Contact binary

Summary

Artist's rendering of the massive contact binary star VFTS 352, located in the Large Magellanic Cloud

In astronomy, a contact binary is a binary star system whose component stars are so close that they touch each other or have merged to share their gaseous envelopes. A binary system whose stars share an envelope may also be called an overcontact binary.[1][2] The term "contact binary" was introduced by astronomer Gerard Kuiper in 1941.[3] Almost all known contact binary systems are eclipsing binaries;[4] eclipsing contact binaries are known as W Ursae Majoris variables, after their type star, W Ursae Majoris.[5]

In a contact binary, both stars have filled their Roche lobes, allowing the more massive primary component to transfer both mass and luminosity to the secondary member. As a result, the components in a contact binary often have similar effective temperatures and luminosities, regardless of their respective masses. The rate of energy transfer between the components is dependent on their mass ratio and luminosity ratio. In cases where the stars are in geometric contact but the thermal contact is poor, there can exist wide differences between their respective temperatures.[6]

Contact binaries are not to be confused with common envelopes. Whereas the configuration of two touching stars in a contact binary has a typical lifetime of millions to billions of years, the common envelope is a dynamically unstable phase in binary evolution that either expels the stellar envelope or merges the binary in a timescale of months to years.[7]

See also

References

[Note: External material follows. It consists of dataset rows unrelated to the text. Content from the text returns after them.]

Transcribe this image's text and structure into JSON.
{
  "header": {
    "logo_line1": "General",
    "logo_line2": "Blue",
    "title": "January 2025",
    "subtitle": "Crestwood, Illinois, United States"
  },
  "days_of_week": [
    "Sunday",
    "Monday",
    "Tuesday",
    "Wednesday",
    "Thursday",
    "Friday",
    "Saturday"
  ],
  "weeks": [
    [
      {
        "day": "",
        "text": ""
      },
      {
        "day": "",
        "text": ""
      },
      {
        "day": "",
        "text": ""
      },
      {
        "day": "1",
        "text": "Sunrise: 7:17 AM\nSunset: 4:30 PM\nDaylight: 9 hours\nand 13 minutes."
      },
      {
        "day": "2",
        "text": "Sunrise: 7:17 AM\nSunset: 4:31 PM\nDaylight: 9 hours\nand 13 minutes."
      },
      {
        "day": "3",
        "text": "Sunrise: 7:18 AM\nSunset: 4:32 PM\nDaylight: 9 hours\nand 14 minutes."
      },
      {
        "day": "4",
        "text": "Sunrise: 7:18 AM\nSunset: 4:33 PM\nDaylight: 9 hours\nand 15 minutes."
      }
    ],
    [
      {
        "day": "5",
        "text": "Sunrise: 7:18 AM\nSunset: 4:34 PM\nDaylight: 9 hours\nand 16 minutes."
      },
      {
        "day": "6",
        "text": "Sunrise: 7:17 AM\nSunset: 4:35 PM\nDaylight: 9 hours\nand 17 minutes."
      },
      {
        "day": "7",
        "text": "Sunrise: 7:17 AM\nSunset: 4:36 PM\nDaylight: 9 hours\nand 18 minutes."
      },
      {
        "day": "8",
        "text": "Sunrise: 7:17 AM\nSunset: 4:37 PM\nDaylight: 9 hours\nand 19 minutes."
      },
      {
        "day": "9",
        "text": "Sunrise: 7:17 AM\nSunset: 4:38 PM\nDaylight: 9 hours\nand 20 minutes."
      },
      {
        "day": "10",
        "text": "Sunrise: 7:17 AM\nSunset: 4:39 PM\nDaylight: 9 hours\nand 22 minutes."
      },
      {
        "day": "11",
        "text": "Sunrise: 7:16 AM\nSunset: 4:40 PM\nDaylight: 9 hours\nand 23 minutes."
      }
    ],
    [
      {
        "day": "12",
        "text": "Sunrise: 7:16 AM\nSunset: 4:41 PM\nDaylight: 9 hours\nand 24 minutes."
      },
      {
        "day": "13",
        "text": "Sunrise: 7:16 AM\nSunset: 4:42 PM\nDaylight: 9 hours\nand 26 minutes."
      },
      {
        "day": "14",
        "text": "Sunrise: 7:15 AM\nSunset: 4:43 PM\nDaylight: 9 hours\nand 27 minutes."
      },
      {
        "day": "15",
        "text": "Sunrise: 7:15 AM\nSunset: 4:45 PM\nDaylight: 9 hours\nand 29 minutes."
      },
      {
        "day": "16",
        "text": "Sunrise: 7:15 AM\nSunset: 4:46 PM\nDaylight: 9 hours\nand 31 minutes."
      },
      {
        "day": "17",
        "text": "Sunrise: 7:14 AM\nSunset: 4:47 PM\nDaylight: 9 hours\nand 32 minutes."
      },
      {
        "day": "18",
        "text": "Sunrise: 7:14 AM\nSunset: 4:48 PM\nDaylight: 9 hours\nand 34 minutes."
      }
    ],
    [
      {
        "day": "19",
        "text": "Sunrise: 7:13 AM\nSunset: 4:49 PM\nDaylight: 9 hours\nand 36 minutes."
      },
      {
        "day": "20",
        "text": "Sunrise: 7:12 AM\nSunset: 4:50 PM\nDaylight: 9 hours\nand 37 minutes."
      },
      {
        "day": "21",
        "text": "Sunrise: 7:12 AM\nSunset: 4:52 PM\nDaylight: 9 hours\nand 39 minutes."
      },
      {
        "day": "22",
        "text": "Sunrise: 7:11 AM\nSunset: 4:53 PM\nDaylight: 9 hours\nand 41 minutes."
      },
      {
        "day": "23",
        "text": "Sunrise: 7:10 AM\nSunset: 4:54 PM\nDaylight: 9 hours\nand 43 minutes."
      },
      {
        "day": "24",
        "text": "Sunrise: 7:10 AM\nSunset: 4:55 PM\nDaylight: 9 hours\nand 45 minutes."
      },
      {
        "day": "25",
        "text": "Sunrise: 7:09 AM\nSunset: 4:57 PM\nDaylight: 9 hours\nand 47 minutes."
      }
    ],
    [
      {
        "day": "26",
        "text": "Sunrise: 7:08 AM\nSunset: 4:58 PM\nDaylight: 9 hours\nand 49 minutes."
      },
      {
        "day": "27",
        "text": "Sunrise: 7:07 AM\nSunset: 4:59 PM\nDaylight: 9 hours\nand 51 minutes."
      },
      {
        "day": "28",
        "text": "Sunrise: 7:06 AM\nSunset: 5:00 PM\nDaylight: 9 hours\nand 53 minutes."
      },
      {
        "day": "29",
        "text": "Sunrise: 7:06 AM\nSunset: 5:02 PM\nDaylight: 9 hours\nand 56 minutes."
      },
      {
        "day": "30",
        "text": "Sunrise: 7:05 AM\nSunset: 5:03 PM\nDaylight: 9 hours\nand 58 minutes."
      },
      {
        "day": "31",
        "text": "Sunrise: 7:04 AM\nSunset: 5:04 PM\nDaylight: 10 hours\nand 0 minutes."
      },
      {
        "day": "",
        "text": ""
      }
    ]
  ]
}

  1. ^ Darling, David. "binary star". www.daviddarling.info. Retrieved 2019-05-06.
  2. ^ Thompson, Michael J. (2006). An Introduction to Astrophysical Fluid Dynamics. London: Imperial College Press. pp. 51–53. ISBN 1-86094-615-1.
  3. ^ Kuiper, Gerard P. (1941). "On the Interpretation of β Lyrae and Other Close Binaries". Astrophysical Journal. 93: 133. Bibcode:1941ApJ....93..133K. doi:10.1086/144252.
  4. ^ Tassoul, Jean Louis; et al. (2000). Stellar Rotation. Cambridge, UK, New York: Cambridge University Press. p. 231. ISBN 0-521-77218-4.
  5. ^ Mullaney, James (2005). Double and Multiple Stars and how to Observe Them. New York, London: Springer. p. 19. ISBN 1-85233-751-6.
  6. ^ Csizmadia, Sz.; Klagyivik, P. (November 2004). "On the properties of contact binary stars". Astronomy and Astrophysics. 426: 1001–1005. arXiv:astro-ph/0408049. Bibcode:2004A&A...426.1001C. doi:10.1051/0004-6361:20040430.
  7. ^ Ivanova, N.; et al. (2013). "Common envelope evolution: where we stand and how we can move forward". The Astronomy and Astrophysics Review. 21: 59. arXiv:1209.4302. Bibcode:2013A&ARv..21...59I. doi:10.1007/s00159-013-0059-2.